DATASET RECORDS:

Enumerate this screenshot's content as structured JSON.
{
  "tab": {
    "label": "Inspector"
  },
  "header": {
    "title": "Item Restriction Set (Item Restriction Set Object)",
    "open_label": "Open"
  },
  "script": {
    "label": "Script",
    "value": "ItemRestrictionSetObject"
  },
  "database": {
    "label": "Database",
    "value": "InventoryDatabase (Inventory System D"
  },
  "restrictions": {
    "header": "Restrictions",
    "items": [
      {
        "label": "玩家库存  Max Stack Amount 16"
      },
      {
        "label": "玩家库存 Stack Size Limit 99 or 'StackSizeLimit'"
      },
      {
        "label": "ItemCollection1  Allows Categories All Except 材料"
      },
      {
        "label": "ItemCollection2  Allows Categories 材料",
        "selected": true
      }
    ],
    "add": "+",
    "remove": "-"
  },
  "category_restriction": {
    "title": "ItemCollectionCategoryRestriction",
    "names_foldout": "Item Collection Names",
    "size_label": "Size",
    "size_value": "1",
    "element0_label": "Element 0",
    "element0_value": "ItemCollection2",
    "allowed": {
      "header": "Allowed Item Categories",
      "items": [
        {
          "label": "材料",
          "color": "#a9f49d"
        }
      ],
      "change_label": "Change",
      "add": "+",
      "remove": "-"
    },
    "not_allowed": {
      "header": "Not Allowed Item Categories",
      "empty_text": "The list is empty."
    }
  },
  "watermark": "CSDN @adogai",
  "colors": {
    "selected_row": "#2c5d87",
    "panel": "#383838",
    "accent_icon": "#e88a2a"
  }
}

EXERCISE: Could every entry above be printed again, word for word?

COMPLETED TASK:
Enumerate this screenshot's content as structured JSON.
{
  "tab": {
    "label": "Inspector"
  },
  "header": {
    "title": "Item Restriction Set (Item Restriction Set Object)",
    "open_label": "Open"
  },
  "script": {
    "label": "Script",
    "value": "ItemRestrictionSetObject"
  },
  "database": {
    "label": "Database",
    "value": "InventoryDatabase (Inventory System D"
  },
  "restrictions": {
    "header": "Restrictions",
    "items": [
      {
        "label": "玩家库存  Max Stack Amount 16"
      },
      {
        "label": "玩家库存 Stack Size Limit 99 or 'StackSizeLimit'"
      },
      {
        "label": "ItemCollection1  Allows Categories All Except 材料"
      },
      {
        "label": "ItemCollection2  Allows Categories 材料",
        "selected": true
      }
    ],
    "add": "+",
    "remove": "-"
  },
  "category_restriction": {
    "title": "ItemCollectionCategoryRestriction",
    "names_foldout": "Item Collection Names",
    "size_label": "Size",
    "size_value": "1",
    "element0_label": "Element 0",
    "element0_value": "ItemCollection2",
    "allowed": {
      "header": "Allowed Item Categories",
      "items": [
        {
          "label": "材料",
          "color": "#a9f49d"
        }
      ],
      "change_label": "Change",
      "add": "+",
      "remove": "-"
    },
    "not_allowed": {
      "header": "Not Allowed Item Categories",
      "empty_text": "The list is empty."
    }
  },
  "watermark": "CSDN @adogai",
  "colors": {
    "selected_row": "#2c5d87",
    "panel": "#383838",
    "accent_icon": "#e88a2a"
  }
}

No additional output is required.